One of the most difficult things about the horror genre these days can be finding a new way to explore various sub-genres; we’ve seen hundreds of zombie movies come and go since The Walking Dead first became a TV juggernaut several years ago, as well as countless vampire films and television series since the Twilight movies became as popular as they did for years, but many fail to try and do anything different. And what I’m always looking for as a fan are stories that can bring something new to the table, something I haven’t seen mimicked to death countless times, and that’s precisely a huge reason why I loved The Girl with All the Gifts as much as I did.

Certainly the influence of films like Day of the Dead and 28 Weeks Later can be felt in director Colm McCarthy’s adaptation of the popular novel of the same name, but nothing about The Girl with All the Gifts feels like a retread at all—making it one of the best experiences I’ve had watching a zombie movie in some time.

In zombie cinema, one of the reasons we dread these creatures’ appearances so much is because they are mindless, flesh-eating monsters with no sense of humanity left to them.

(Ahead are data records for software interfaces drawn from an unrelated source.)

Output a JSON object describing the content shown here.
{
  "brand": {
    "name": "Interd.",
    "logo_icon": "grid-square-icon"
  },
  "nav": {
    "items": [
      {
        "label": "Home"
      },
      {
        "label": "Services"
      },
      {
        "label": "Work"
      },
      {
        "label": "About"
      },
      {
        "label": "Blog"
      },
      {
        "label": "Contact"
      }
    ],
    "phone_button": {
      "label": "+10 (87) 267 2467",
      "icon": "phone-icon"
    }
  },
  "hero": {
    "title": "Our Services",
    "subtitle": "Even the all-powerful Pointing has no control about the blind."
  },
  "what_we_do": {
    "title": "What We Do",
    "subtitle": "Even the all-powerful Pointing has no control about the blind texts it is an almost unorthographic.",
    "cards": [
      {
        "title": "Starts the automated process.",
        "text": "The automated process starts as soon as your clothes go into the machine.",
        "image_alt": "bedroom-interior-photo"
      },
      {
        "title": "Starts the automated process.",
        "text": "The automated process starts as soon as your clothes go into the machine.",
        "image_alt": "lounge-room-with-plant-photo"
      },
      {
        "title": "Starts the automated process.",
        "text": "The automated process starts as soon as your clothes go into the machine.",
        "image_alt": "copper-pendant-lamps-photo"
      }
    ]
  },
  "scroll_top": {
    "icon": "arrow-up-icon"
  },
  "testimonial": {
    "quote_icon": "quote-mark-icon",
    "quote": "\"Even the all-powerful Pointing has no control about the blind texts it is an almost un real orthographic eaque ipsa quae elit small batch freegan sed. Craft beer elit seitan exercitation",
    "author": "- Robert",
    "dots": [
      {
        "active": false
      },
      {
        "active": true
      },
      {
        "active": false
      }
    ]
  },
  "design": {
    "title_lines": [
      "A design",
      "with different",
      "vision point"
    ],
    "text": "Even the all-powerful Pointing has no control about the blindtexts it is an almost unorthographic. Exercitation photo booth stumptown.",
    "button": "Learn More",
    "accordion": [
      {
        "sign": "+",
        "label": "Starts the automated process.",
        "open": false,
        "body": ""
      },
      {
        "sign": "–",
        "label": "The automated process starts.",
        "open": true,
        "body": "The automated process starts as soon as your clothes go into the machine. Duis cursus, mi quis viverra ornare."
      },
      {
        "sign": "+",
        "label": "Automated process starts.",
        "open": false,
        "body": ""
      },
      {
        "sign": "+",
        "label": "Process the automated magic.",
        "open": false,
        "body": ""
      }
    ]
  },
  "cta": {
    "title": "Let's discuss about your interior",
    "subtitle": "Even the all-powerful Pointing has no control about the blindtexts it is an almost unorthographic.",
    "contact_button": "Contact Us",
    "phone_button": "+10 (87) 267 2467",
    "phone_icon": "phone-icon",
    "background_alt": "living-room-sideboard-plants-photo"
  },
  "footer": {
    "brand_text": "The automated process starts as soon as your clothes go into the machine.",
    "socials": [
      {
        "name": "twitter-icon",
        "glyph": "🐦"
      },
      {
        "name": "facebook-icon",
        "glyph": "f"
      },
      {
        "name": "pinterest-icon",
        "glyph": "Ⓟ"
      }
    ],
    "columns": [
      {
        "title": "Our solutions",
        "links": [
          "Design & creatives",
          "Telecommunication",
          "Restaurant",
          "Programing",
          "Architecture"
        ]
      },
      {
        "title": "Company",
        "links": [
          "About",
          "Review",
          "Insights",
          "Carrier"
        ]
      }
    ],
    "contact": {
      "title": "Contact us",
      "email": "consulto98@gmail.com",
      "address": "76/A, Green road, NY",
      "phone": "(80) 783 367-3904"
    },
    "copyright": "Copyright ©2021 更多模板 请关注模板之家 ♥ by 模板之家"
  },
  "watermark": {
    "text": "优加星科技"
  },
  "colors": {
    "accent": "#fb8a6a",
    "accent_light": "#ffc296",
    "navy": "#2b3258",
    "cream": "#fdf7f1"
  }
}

For The Girl with All the Gifts, writer Mike Carey (who also penned the novel) gives these monstrosities a new face by way of a young girl named Melanie (Sennia Nanua), who is infected with a zombie-like virus and is currently being studied at a government facility alongside other children with the same affliction.

Melanie and the other kids are kept in cells at night, but during the day, they’re brought into an educational environment where the lovely Helen Justineau (Gemma Arterton) is tasked with teaching her unconventional class and observing their behaviors in the name of research for Dr. Caldwell (Glenn Close), who wants to use them as a way of building a cure for stopping the plague of “Hungries” (as they’re called here) before the human race is lost forever to the all-consuming virus.

And as the research facility is overrun by hordes of Hungries who can no longer be contained, Melanie and her group of captors set out looking for allies or potentially a new home, and along the way she teaches them a few things about just what it means to really be human, and why Melanie might be the last hope they have of surviving the unforgiving nature of the dystopian world that threatens them at every turn.

As mentioned, there are several ingenious aspects of The Girl with All the Gifts that really made it a standout effort to me—the genesis of the zombie plague (which came about because of a mold-like infestation) and the ways that the unaffected go about trying to conceal themselves from the flesh-eaters (they use a salve on their skin as a way of masking their scent from any potential attackers) were both rather ingenious touches to the overall story.

Additionally, putting such a beautiful and innocent face in the form of Melanie front and center does a wonderful job of making us feel conflicted as viewers; we know she’s dangerous but yet, we want to hug her all the same, and Nanua is absolutely brilliant in the role. Melanie is a character who recognizes that she is dangerous to others, but at the same time, she’s still just a child who is curious about where her place in this world really is, and the results are something quite remarkable. At one point, Nanua has to hold her own against the force of nature that is the talent of Glenn Close, and the up-and-coming actress more than proves she can handle it.

Also, watching Close go nuts while wildly stabbing zombies in the head wildly is my new favorite thing ever. Thank you, Mr. McCarthy, for making this possible. Arterton, who I absolutely adored in Hansel & Gretel: Witch Hunters, turns in a genuinely heartfelt performance in Girl as a teacher who is increasingly conflicted about how her abnormal students should be treated, and Paddy Considine (from Hot Fuzz and The World’s End) is enjoyable as a grizzled military leader desperate to “stay off the menu” (as he so matter-of-factly says at one point).

A striking and elegantly told tale of survival that turns the tables on everything we’ve come to expect from zombie cinema, McCarthy has crafted something very special with The Girl with All the Gifts. If you’ve been feeling burned out watching the living dead shamble their way towards potential victims as of late (which is something I get, believe me), this will absolutely help renew your faith that there are still new and clever ways to explore this oft-visited horror sub-genre.

Movie Score: 4/5

  • Heather Wixson
    About the Author - Heather Wixson

    Heather A. Wixson was born and raised in the Chicago suburbs, until she followed her dreams and moved to Los Angeles in 2009. A 14-year veteran in the world of horror entertainment journalism, Wixson fell in love with genre films at a very early age, and has spent more than a decade as a writer and supporter of preserving the history of horror and science fiction cinema. Throughout her career, Wixson has contributed to several notable websites, including Fangoria, Dread Central, Terror Tube, and FEARnet, and she currently serves as the Managing Editor for Daily Dead, which has been her home since 2013. She's also written for both Fangoria Magazine & ReMind Magazine, and her latest book project, Monsters, Makeup & Effects: Volume One will be released on October 20, 2021.